At least in any SQL Server based application that is not trivial (in terms of data model and user concurrence), there's little doubt about the key role that stored procedures should still play. Their functionality may now be complemented with LINQ to SQL direct operations in a mix whose exact proportion depends on the application context.
This may range from air-tight corporate DB environments (no direct access allowed) to more pragmatic scenarios in which a big chunk of the simple data operations are easily implemented as LINQ queries. In almost any case, some stored procedures are still required as the best way of solving complex queries and handling complex or critical updates.

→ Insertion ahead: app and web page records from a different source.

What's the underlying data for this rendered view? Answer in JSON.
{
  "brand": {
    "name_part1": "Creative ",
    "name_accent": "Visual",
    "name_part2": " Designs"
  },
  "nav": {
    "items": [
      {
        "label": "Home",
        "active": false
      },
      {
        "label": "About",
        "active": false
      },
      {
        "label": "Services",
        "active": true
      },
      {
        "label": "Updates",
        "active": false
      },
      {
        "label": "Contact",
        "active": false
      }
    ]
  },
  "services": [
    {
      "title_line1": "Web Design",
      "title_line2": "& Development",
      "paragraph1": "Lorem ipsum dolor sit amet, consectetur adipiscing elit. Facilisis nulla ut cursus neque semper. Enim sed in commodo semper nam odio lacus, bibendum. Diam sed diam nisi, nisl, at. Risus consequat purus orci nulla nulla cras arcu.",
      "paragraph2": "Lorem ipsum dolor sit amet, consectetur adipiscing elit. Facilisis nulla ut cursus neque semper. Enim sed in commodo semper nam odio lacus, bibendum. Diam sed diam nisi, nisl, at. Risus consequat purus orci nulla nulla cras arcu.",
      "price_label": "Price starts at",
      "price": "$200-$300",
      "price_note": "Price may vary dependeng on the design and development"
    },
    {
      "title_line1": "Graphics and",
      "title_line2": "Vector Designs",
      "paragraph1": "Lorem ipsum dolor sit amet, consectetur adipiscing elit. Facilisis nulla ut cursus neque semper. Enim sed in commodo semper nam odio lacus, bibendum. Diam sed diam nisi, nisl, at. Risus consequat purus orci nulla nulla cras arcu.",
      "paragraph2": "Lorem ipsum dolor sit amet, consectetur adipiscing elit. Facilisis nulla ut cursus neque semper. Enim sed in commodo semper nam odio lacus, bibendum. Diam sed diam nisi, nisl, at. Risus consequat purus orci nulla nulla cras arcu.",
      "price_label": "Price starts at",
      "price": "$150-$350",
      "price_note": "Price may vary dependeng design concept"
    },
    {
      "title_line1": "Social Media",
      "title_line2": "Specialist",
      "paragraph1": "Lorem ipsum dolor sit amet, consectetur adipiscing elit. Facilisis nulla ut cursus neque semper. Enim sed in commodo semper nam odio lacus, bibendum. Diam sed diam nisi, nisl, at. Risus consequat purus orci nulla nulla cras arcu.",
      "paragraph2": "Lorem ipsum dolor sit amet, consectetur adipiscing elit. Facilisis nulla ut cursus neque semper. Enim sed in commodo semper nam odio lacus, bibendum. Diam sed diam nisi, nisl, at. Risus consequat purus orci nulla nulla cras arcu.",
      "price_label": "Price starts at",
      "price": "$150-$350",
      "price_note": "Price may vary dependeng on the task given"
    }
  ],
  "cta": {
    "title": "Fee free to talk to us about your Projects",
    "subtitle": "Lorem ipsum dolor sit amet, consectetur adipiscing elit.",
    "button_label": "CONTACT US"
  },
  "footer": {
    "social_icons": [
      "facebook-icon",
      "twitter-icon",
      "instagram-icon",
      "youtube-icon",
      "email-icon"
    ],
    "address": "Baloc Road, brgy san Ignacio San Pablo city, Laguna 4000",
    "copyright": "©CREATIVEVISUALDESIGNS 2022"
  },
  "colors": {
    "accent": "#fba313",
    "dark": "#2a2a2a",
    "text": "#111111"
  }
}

Having established this, there's still a question about the necessity of a "duplicate" data access layer, considering that LINQ to SQL does allow stored procedure calls. In my opinion, several reasons make a separate, full-featured DAL an important component of you application
- Full control over the SP invocation: your generic data access code may be customized with the desired exception handling, parameter examination and completion, and any fine-grain control your application requires.
- Ability to return or fill datasets: in several situations (i.e. reporting) datasets are still a simple and flexible way to carry a list of tabular data thru your application tiers.
- If you prefer to return custom objects (or you are a TDD / mockable objects fan), you may extend the DAL to materialize a POCO instance or collection from a Data Reader obtained thru a SP call.
The last assertion - returning a POCO instance or collection in your custom DAL, instead of just calling the SP thru LINQ to SQL is motivated by the need to establish a clear rule of use:
- Use the LTS data access for direct LINQ queries and updates
- Use the custom DAL for all SP calls.
How to implement the custom objects materialization from a DataReader ? You may write your own code -examining attributes or thru reflection - or you may just delegate this task to the Translate method of a LTS Data Context, inside your own DAL. Assuming the necessary LTS attributes are present in the Customer class, this code works:
DbDataReader dr = cmd.ExecuteReader();
- For a reason unknown to me, the provided DC should hold a valid database connection, even when data is pulled from the already open data reader.
- And if you are thinking of this as a way to workaround LINQ to SQL 's ties to SQL Server (after all, a DbDataReader may be obtained from many data sources) forget it: the Translate method with throw an exception when the reader is not a SqlDataReader. Nice try!